START Records for the task

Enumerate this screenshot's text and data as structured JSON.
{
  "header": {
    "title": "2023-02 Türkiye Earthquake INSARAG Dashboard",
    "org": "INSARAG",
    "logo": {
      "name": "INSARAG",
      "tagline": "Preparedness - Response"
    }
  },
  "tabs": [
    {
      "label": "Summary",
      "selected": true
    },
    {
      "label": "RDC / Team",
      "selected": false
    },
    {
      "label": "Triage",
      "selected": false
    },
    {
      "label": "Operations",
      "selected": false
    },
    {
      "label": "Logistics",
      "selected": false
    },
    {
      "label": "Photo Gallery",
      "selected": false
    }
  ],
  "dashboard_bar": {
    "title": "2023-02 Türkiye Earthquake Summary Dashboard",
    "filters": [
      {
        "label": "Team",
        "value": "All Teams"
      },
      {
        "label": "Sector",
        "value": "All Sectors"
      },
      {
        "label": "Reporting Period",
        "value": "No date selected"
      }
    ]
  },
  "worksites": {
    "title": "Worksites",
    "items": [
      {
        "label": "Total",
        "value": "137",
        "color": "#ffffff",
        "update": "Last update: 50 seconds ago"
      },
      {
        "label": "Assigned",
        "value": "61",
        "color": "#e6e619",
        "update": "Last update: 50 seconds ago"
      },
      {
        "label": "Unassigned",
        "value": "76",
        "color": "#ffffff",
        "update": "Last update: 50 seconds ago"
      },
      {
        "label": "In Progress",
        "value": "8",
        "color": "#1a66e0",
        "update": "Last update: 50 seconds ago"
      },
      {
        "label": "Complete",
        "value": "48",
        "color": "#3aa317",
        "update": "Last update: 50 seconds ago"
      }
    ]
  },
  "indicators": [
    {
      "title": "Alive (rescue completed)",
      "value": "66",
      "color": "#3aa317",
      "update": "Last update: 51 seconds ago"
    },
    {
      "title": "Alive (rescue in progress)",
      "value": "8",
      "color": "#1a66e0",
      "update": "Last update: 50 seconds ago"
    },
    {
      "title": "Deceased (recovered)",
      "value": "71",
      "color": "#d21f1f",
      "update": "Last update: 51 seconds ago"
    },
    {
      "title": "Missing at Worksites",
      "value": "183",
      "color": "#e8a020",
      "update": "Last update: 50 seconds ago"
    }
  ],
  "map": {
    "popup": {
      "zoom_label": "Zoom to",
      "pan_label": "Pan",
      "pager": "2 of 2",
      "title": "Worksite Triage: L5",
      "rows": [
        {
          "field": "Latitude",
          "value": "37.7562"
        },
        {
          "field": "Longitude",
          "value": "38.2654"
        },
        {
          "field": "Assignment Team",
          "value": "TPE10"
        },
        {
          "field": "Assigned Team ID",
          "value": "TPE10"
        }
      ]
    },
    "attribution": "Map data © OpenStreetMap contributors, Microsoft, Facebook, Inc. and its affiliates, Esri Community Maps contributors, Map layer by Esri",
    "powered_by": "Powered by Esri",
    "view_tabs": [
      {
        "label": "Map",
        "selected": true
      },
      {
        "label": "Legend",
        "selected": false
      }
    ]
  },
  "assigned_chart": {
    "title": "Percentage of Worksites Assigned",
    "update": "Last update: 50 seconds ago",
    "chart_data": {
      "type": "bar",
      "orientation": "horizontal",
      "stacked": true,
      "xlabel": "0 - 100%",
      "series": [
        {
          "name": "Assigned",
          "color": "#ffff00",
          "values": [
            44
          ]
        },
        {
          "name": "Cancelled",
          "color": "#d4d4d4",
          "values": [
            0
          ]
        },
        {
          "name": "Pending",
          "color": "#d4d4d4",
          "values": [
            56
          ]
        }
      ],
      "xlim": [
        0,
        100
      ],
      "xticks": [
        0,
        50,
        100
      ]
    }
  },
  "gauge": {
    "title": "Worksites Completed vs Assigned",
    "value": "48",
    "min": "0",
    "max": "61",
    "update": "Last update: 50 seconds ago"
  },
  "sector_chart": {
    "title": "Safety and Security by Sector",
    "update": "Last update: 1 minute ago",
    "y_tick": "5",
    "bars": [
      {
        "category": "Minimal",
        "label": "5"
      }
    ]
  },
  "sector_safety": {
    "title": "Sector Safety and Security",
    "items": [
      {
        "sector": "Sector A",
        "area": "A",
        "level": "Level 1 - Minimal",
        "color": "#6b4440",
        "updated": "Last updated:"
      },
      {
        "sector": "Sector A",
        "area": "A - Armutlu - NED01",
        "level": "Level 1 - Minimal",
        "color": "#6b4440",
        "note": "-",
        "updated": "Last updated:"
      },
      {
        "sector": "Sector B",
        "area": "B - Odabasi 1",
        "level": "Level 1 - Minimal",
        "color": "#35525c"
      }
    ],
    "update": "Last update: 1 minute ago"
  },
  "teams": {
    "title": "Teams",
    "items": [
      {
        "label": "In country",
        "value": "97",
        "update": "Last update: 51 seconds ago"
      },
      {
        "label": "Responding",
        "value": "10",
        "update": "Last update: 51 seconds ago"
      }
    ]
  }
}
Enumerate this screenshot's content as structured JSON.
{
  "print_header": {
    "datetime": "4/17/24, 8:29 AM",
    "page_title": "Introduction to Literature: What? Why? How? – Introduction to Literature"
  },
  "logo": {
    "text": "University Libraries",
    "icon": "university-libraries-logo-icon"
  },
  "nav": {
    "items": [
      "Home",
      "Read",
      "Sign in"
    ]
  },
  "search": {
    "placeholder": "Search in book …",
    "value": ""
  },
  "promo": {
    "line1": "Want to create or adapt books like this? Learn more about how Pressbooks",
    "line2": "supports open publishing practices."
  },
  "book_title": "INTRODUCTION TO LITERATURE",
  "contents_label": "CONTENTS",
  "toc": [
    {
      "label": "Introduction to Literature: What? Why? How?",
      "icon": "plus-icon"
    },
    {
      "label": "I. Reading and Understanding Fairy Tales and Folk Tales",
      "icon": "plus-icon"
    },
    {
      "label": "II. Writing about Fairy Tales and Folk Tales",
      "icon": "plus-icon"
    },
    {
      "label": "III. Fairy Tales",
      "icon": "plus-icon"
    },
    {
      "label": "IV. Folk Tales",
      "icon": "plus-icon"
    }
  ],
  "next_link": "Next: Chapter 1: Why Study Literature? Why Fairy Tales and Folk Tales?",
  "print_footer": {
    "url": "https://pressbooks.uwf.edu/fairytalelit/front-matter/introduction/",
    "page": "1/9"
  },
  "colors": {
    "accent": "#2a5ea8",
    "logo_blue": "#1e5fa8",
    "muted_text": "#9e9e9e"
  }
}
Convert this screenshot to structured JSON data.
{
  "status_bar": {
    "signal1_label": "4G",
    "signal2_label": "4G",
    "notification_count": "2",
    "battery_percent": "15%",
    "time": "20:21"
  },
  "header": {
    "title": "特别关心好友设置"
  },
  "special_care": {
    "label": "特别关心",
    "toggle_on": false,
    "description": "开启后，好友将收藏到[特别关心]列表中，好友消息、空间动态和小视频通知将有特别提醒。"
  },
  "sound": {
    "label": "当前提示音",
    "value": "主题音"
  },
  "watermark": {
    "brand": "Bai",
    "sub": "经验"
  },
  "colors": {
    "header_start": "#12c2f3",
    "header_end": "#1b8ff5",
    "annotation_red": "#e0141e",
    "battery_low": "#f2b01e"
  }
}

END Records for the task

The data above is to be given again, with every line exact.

Written solution:
Enumerate this screenshot's text and data as structured JSON.
{
  "header": {
    "title": "2023-02 Türkiye Earthquake INSARAG Dashboard",
    "org": "INSARAG",
    "logo": {
      "name": "INSARAG",
      "tagline": "Preparedness - Response"
    }
  },
  "tabs": [
    {
      "label": "Summary",
      "selected": true
    },
    {
      "label": "RDC / Team",
      "selected": false
    },
    {
      "label": "Triage",
      "selected": false
    },
    {
      "label": "Operations",
      "selected": false
    },
    {
      "label": "Logistics",
      "selected": false
    },
    {
      "label": "Photo Gallery",
      "selected": false
    }
  ],
  "dashboard_bar": {
    "title": "2023-02 Türkiye Earthquake Summary Dashboard",
    "filters": [
      {
        "label": "Team",
        "value": "All Teams"
      },
      {
        "label": "Sector",
        "value": "All Sectors"
      },
      {
        "label": "Reporting Period",
        "value": "No date selected"
      }
    ]
  },
  "worksites": {
    "title": "Worksites",
    "items": [
      {
        "label": "Total",
        "value": "137",
        "color": "#ffffff",
        "update": "Last update: 50 seconds ago"
      },
      {
        "label": "Assigned",
        "value": "61",
        "color": "#e6e619",
        "update": "Last update: 50 seconds ago"
      },
      {
        "label": "Unassigned",
        "value": "76",
        "color": "#ffffff",
        "update": "Last update: 50 seconds ago"
      },
      {
        "label": "In Progress",
        "value": "8",
        "color": "#1a66e0",
        "update": "Last update: 50 seconds ago"
      },
      {
        "label": "Complete",
        "value": "48",
        "color": "#3aa317",
        "update": "Last update: 50 seconds ago"
      }
    ]
  },
  "indicators": [
    {
      "title": "Alive (rescue completed)",
      "value": "66",
      "color": "#3aa317",
      "update": "Last update: 51 seconds ago"
    },
    {
      "title": "Alive (rescue in progress)",
      "value": "8",
      "color": "#1a66e0",
      "update": "Last update: 50 seconds ago"
    },
    {
      "title": "Deceased (recovered)",
      "value": "71",
      "color": "#d21f1f",
      "update": "Last update: 51 seconds ago"
    },
    {
      "title": "Missing at Worksites",
      "value": "183",
      "color": "#e8a020",
      "update": "Last update: 50 seconds ago"
    }
  ],
  "map": {
    "popup": {
      "zoom_label": "Zoom to",
      "pan_label": "Pan",
      "pager": "2 of 2",
      "title": "Worksite Triage: L5",
      "rows": [
        {
          "field": "Latitude",
          "value": "37.7562"
        },
        {
          "field": "Longitude",
          "value": "38.2654"
        },
        {
          "field": "Assignment Team",
          "value": "TPE10"
        },
        {
          "field": "Assigned Team ID",
          "value": "TPE10"
        }
      ]
    },
    "attribution": "Map data © OpenStreetMap contributors, Microsoft, Facebook, Inc. and its affiliates, Esri Community Maps contributors, Map layer by Esri",
    "powered_by": "Powered by Esri",
    "view_tabs": [
      {
        "label": "Map",
        "selected": true
      },
      {
        "label": "Legend",
        "selected": false
      }
    ]
  },
  "assigned_chart": {
    "title": "Percentage of Worksites Assigned",
    "update": "Last update: 50 seconds ago",
    "chart_data": {
      "type": "bar",
      "orientation": "horizontal",
      "stacked": true,
      "xlabel": "0 - 100%",
      "series": [
        {
          "name": "Assigned",
          "color": "#ffff00",
          "values": [
            44
          ]
        },
        {
          "name": "Cancelled",
          "color": "#d4d4d4",
          "values": [
            0
          ]
        },
        {
          "name": "Pending",
          "color": "#d4d4d4",
          "values": [
            56
          ]
        }
      ],
      "xlim": [
        0,
        100
      ],
      "xticks": [
        0,
        50,
        100
      ]
    }
  },
  "gauge": {
    "title": "Worksites Completed vs Assigned",
    "value": "48",
    "min": "0",
    "max": "61",
    "update": "Last update: 50 seconds ago"
  },
  "sector_chart": {
    "title": "Safety and Security by Sector",
    "update": "Last update: 1 minute ago",
    "y_tick": "5",
    "bars": [
      {
        "category": "Minimal",
        "label": "5"
      }
    ]
  },
  "sector_safety": {
    "title": "Sector Safety and Security",
    "items": [
      {
        "sector": "Sector A",
        "area": "A",
        "level": "Level 1 - Minimal",
        "color": "#6b4440",
        "updated": "Last updated:"
      },
      {
        "sector": "Sector A",
        "area": "A - Armutlu - NED01",
        "level": "Level 1 - Minimal",
        "color": "#6b4440",
        "note": "-",
        "updated": "Last updated:"
      },
      {
        "sector": "Sector B",
        "area": "B - Odabasi 1",
        "level": "Level 1 - Minimal",
        "color": "#35525c"
      }
    ],
    "update": "Last update: 1 minute ago"
  },
  "teams": {
    "title": "Teams",
    "items": [
      {
        "label": "In country",
        "value": "97",
        "update": "Last update: 51 seconds ago"
      },
      {
        "label": "Responding",
        "value": "10",
        "update": "Last update: 51 seconds ago"
      }
    ]
  }
}
Enumerate this screenshot's content as structured JSON.
{
  "print_header": {
    "datetime": "4/17/24, 8:29 AM",
    "page_title": "Introduction to Literature: What? Why? How? – Introduction to Literature"
  },
  "logo": {
    "text": "University Libraries",
    "icon": "university-libraries-logo-icon"
  },
  "nav": {
    "items": [
      "Home",
      "Read",
      "Sign in"
    ]
  },
  "search": {
    "placeholder": "Search in book …",
    "value": ""
  },
  "promo": {
    "line1": "Want to create or adapt books like this? Learn more about how Pressbooks",
    "line2": "supports open publishing practices."
  },
  "book_title": "INTRODUCTION TO LITERATURE",
  "contents_label": "CONTENTS",
  "toc": [
    {
      "label": "Introduction to Literature: What? Why? How?",
      "icon": "plus-icon"
    },
    {
      "label": "I. Reading and Understanding Fairy Tales and Folk Tales",
      "icon": "plus-icon"
    },
    {
      "label": "II. Writing about Fairy Tales and Folk Tales",
      "icon": "plus-icon"
    },
    {
      "label": "III. Fairy Tales",
      "icon": "plus-icon"
    },
    {
      "label": "IV. Folk Tales",
      "icon": "plus-icon"
    }
  ],
  "next_link": "Next: Chapter 1: Why Study Literature? Why Fairy Tales and Folk Tales?",
  "print_footer": {
    "url": "https://pressbooks.uwf.edu/fairytalelit/front-matter/introduction/",
    "page": "1/9"
  },
  "colors": {
    "accent": "#2a5ea8",
    "logo_blue": "#1e5fa8",
    "muted_text": "#9e9e9e"
  }
}
Convert this screenshot to structured JSON data.
{
  "status_bar": {
    "signal1_label": "4G",
    "signal2_label": "4G",
    "notification_count": "2",
    "battery_percent": "15%",
    "time": "20:21"
  },
  "header": {
    "title": "特别关心好友设置"
  },
  "special_care": {
    "label": "特别关心",
    "toggle_on": false,
    "description": "开启后，好友将收藏到[特别关心]列表中，好友消息、空间动态和小视频通知将有特别提醒。"
  },
  "sound": {
    "label": "当前提示音",
    "value": "主题音"
  },
  "watermark": {
    "brand": "Bai",
    "sub": "经验"
  },
  "colors": {
    "header_start": "#12c2f3",
    "header_end": "#1b8ff5",
    "annotation_red": "#e0141e",
    "battery_low": "#f2b01e"
  }
}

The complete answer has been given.